The next morning we rallied the troops and 9 of us who had met, had breakfast and ventured out to explore Lisbon. We walked to the castle on top of the hill (a great leg workout) but of course, we walked around to the back and could not enter it. Never the less we saw the scenic route of the old town of Lisbon and caught some great views. We came across the ruins of what we assume to be an amphitheater called the Vomotron but it had certainly seen better days. Construction equipment and scaffolding was all around it, but no workers, so it may have been deserted. A huge cathedral stood proudly and various art pieces were dotted along the way.
We walked down through the square where we could see great monuments, the beautiful ocean, and get offered hash or cocaine by street dealers who were offended and questioning us as to why we didn’t want it.
We also saw the “San Fran Golden Gate” bridge, or rather, it’s twin sister, that stood under the mountain with the sister monument of the infamous biblical statue with open arms from Sao Paola in Brazil.
We walked along the beach front to reach the markets that are open for ridiculously long hours and packed with people, for a delicious selection of lunch, sangria and dessert choices.
After our tummies were full, we caught the tram #15 to Bellem where there is a shop selling the infamous Portuguese (custard) tarts. We waited in line for the tarts and after buying a number of boxes we all went to the park and sat and ate and laughed and got a little sunburned. The tarts were delicious, although I am gluten free so I only got half the experience (the custard half, with the tart half going to the others in the group/hungry seagulls) yet it was still amazing. Definitely recommend making the trip to Bellem to buy them if you are in Lisbon, and make sure you put a generous amount of icing sugar and cinnamon on each one!

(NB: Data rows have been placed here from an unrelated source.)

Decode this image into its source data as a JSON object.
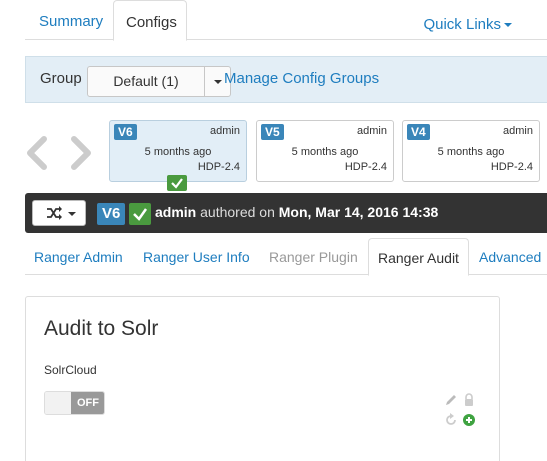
{
  "top_tabs": [
    {
      "label": "Summary",
      "active": false
    },
    {
      "label": "Configs",
      "active": true
    }
  ],
  "quick_links": {
    "label": "Quick Links"
  },
  "group_bar": {
    "label": "Group",
    "selected": "Default (1)",
    "manage_link": "Manage Config Groups"
  },
  "versions": [
    {
      "id": "V6",
      "author": "admin",
      "date": "5 months ago",
      "stack": "HDP-2.4",
      "current": true
    },
    {
      "id": "V5",
      "author": "admin",
      "date": "5 months ago",
      "stack": "HDP-2.4",
      "current": false
    },
    {
      "id": "V4",
      "author": "admin",
      "date": "5 months ago",
      "stack": "HDP-2.4",
      "current": false
    }
  ],
  "current_version_bar": {
    "badge": "V6",
    "author": "admin",
    "authored_text": "authored on",
    "datetime": "Mon, Mar 14, 2016 14:38"
  },
  "service_tabs": [
    {
      "label": "Ranger Admin",
      "state": "link"
    },
    {
      "label": "Ranger User Info",
      "state": "link"
    },
    {
      "label": "Ranger Plugin",
      "state": "disabled"
    },
    {
      "label": "Ranger Audit",
      "state": "active"
    },
    {
      "label": "Advanced",
      "state": "link"
    }
  ],
  "panel": {
    "title": "Audit to Solr",
    "field_label": "SolrCloud",
    "toggle_value": "OFF"
  },
  "colors": {
    "link": "#1e7dbf",
    "version_badge": "#3a86b9",
    "check_green": "#4a9a3f",
    "dark_bar": "#333333",
    "group_bar_bg": "#e3eef6"
  },
  "icons": [
    "chevron-left-icon",
    "chevron-right-icon",
    "check-icon",
    "shuffle-icon",
    "pencil-icon",
    "lock-icon",
    "undo-icon",
    "plus-circle-icon"
  ]
}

Returning via tram to the city centre, we walked via the market places and looked and shopped and were met with loads of smiles. A maze of subway connections got us back to our hostel and we rounded out the day with another drink (more sangria for the others, a nice baileys for me). 11 of us then caught cabs into the city for dinner but the place we were headed to rudely shut their door in our face telling us they’re full and cannot help us (perhaps the first rude people I’ve come across in Portugal)? Next door there was a Portuguese buffet with a very friendly waiter who looked after us and we ate and laughed and some had a few too many Sangrias!
Bed awaited me after I got back after a long day, and I slept ready for my departure from Lisbon the following morning. Another great city in a beautiful country, ticked off the list. ✔️